▶ Exercise prompt
Print the whole listing, unchanged.
··········
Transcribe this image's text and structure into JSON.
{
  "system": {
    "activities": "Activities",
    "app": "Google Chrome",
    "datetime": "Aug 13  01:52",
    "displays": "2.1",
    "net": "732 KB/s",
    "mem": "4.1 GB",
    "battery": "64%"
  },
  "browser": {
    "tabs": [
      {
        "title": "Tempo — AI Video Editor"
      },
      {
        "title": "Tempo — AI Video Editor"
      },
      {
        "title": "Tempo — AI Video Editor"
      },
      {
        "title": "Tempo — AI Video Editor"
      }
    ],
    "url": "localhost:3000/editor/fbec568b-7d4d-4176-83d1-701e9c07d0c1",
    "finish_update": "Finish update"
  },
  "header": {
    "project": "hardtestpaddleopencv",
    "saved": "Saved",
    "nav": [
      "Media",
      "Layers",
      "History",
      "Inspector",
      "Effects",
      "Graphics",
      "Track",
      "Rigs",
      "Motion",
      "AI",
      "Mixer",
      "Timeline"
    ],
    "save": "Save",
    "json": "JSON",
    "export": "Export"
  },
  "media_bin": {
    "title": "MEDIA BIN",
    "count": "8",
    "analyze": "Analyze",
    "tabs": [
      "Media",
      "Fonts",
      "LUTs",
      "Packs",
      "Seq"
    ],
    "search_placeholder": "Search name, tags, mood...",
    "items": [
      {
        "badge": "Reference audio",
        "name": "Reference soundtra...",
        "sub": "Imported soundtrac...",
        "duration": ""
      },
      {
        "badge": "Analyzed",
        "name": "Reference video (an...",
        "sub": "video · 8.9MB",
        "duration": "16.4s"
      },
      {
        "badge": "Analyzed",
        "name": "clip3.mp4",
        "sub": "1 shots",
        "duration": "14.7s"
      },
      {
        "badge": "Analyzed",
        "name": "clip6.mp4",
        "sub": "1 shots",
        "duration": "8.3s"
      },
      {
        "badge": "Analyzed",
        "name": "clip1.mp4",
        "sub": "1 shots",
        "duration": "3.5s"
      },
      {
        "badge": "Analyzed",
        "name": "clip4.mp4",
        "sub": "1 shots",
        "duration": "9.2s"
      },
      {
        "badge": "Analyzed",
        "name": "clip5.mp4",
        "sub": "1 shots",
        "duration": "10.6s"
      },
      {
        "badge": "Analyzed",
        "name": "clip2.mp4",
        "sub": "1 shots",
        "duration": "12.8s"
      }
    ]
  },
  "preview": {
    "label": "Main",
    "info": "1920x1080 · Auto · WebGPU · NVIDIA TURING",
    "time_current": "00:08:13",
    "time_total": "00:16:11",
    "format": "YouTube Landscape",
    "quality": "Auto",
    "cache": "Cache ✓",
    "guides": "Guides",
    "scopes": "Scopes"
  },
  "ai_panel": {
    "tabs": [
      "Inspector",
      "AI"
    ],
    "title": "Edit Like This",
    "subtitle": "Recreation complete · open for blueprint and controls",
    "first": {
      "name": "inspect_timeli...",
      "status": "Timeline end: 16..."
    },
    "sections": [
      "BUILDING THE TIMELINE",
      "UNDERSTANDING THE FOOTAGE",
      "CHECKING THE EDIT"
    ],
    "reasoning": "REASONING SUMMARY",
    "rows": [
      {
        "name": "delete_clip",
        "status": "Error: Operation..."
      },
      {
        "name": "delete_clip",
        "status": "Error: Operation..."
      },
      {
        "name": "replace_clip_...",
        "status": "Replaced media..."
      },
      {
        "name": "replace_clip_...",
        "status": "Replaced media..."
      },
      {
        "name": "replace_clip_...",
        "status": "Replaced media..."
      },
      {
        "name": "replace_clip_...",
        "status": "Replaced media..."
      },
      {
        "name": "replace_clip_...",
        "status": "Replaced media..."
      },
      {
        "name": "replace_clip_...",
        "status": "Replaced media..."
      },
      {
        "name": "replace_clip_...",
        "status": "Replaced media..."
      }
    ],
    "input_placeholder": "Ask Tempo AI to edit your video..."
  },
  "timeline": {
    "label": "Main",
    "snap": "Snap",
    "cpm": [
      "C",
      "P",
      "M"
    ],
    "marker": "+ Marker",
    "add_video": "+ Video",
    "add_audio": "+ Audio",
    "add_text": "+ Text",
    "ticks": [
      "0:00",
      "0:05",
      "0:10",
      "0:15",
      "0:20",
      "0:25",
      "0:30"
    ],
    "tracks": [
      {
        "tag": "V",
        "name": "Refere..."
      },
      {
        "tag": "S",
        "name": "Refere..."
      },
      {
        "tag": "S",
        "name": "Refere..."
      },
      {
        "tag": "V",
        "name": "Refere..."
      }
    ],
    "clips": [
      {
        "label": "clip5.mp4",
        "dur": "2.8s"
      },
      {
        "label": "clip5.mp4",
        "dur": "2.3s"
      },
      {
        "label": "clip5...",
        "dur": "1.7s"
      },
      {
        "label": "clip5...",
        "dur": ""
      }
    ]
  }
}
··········
▶ Answer for this exercise
Transcribe this image's text and structure into JSON.
{
  "system": {
    "activities": "Activities",
    "app": "Google Chrome",
    "datetime": "Aug 13  01:52",
    "displays": "2.1",
    "net": "732 KB/s",
    "mem": "4.1 GB",
    "battery": "64%"
  },
  "browser": {
    "tabs": [
      {
        "title": "Tempo — AI Video Editor"
      },
      {
        "title": "Tempo — AI Video Editor"
      },
      {
        "title": "Tempo — AI Video Editor"
      },
      {
        "title": "Tempo — AI Video Editor"
      }
    ],
    "url": "localhost:3000/editor/fbec568b-7d4d-4176-83d1-701e9c07d0c1",
    "finish_update": "Finish update"
  },
  "header": {
    "project": "hardtestpaddleopencv",
    "saved": "Saved",
    "nav": [
      "Media",
      "Layers",
      "History",
      "Inspector",
      "Effects",
      "Graphics",
      "Track",
      "Rigs",
      "Motion",
      "AI",
      "Mixer",
      "Timeline"
    ],
    "save": "Save",
    "json": "JSON",
    "export": "Export"
  },
  "media_bin": {
    "title": "MEDIA BIN",
    "count": "8",
    "analyze": "Analyze",
    "tabs": [
      "Media",
      "Fonts",
      "LUTs",
      "Packs",
      "Seq"
    ],
    "search_placeholder": "Search name, tags, mood...",
    "items": [
      {
        "badge": "Reference audio",
        "name": "Reference soundtra...",
        "sub": "Imported soundtrac...",
        "duration": ""
      },
      {
        "badge": "Analyzed",
        "name": "Reference video (an...",
        "sub": "video · 8.9MB",
        "duration": "16.4s"
      },
      {
        "badge": "Analyzed",
        "name": "clip3.mp4",
        "sub": "1 shots",
        "duration": "14.7s"
      },
      {
        "badge": "Analyzed",
        "name": "clip6.mp4",
        "sub": "1 shots",
        "duration": "8.3s"
      },
      {
        "badge": "Analyzed",
        "name": "clip1.mp4",
        "sub": "1 shots",
        "duration": "3.5s"
      },
      {
        "badge": "Analyzed",
        "name": "clip4.mp4",
        "sub": "1 shots",
        "duration": "9.2s"
      },
      {
        "badge": "Analyzed",
        "name": "clip5.mp4",
        "sub": "1 shots",
        "duration": "10.6s"
      },
      {
        "badge": "Analyzed",
        "name": "clip2.mp4",
        "sub": "1 shots",
        "duration": "12.8s"
      }
    ]
  },
  "preview": {
    "label": "Main",
    "info": "1920x1080 · Auto · WebGPU · NVIDIA TURING",
    "time_current": "00:08:13",
    "time_total": "00:16:11",
    "format": "YouTube Landscape",
    "quality": "Auto",
    "cache": "Cache ✓",
    "guides": "Guides",
    "scopes": "Scopes"
  },
  "ai_panel": {
    "tabs": [
      "Inspector",
      "AI"
    ],
    "title": "Edit Like This",
    "subtitle": "Recreation complete · open for blueprint and controls",
    "first": {
      "name": "inspect_timeli...",
      "status": "Timeline end: 16..."
    },
    "sections": [
      "BUILDING THE TIMELINE",
      "UNDERSTANDING THE FOOTAGE",
      "CHECKING THE EDIT"
    ],
    "reasoning": "REASONING SUMMARY",
    "rows": [
      {
        "name": "delete_clip",
        "status": "Error: Operation..."
      },
      {
        "name": "delete_clip",
        "status": "Error: Operation..."
      },
      {
        "name": "replace_clip_...",
        "status": "Replaced media..."
      },
      {
        "name": "replace_clip_...",
        "status": "Replaced media..."
      },
      {
        "name": "replace_clip_...",
        "status": "Replaced media..."
      },
      {
        "name": "replace_clip_...",
        "status": "Replaced media..."
      },
      {
        "name": "replace_clip_...",
        "status": "Replaced media..."
      },
      {
        "name": "replace_clip_...",
        "status": "Replaced media..."
      },
      {
        "name": "replace_clip_...",
        "status": "Replaced media..."
      }
    ],
    "input_placeholder": "Ask Tempo AI to edit your video..."
  },
  "timeline": {
    "label": "Main",
    "snap": "Snap",
    "cpm": [
      "C",
      "P",
      "M"
    ],
    "marker": "+ Marker",
    "add_video": "+ Video",
    "add_audio": "+ Audio",
    "add_text": "+ Text",
    "ticks": [
      "0:00",
      "0:05",
      "0:10",
      "0:15",
      "0:20",
      "0:25",
      "0:30"
    ],
    "tracks": [
      {
        "tag": "V",
        "name": "Refere..."
      },
      {
        "tag": "S",
        "name": "Refere..."
      },
      {
        "tag": "S",
        "name": "Refere..."
      },
      {
        "tag": "V",
        "name": "Refere..."
      }
    ],
    "clips": [
      {
        "label": "clip5.mp4",
        "dur": "2.8s"
      },
      {
        "label": "clip5.mp4",
        "dur": "2.3s"
      },
      {
        "label": "clip5...",
        "dur": "1.7s"
      },
      {
        "label": "clip5...",
        "dur": ""
      }
    ]
  }
}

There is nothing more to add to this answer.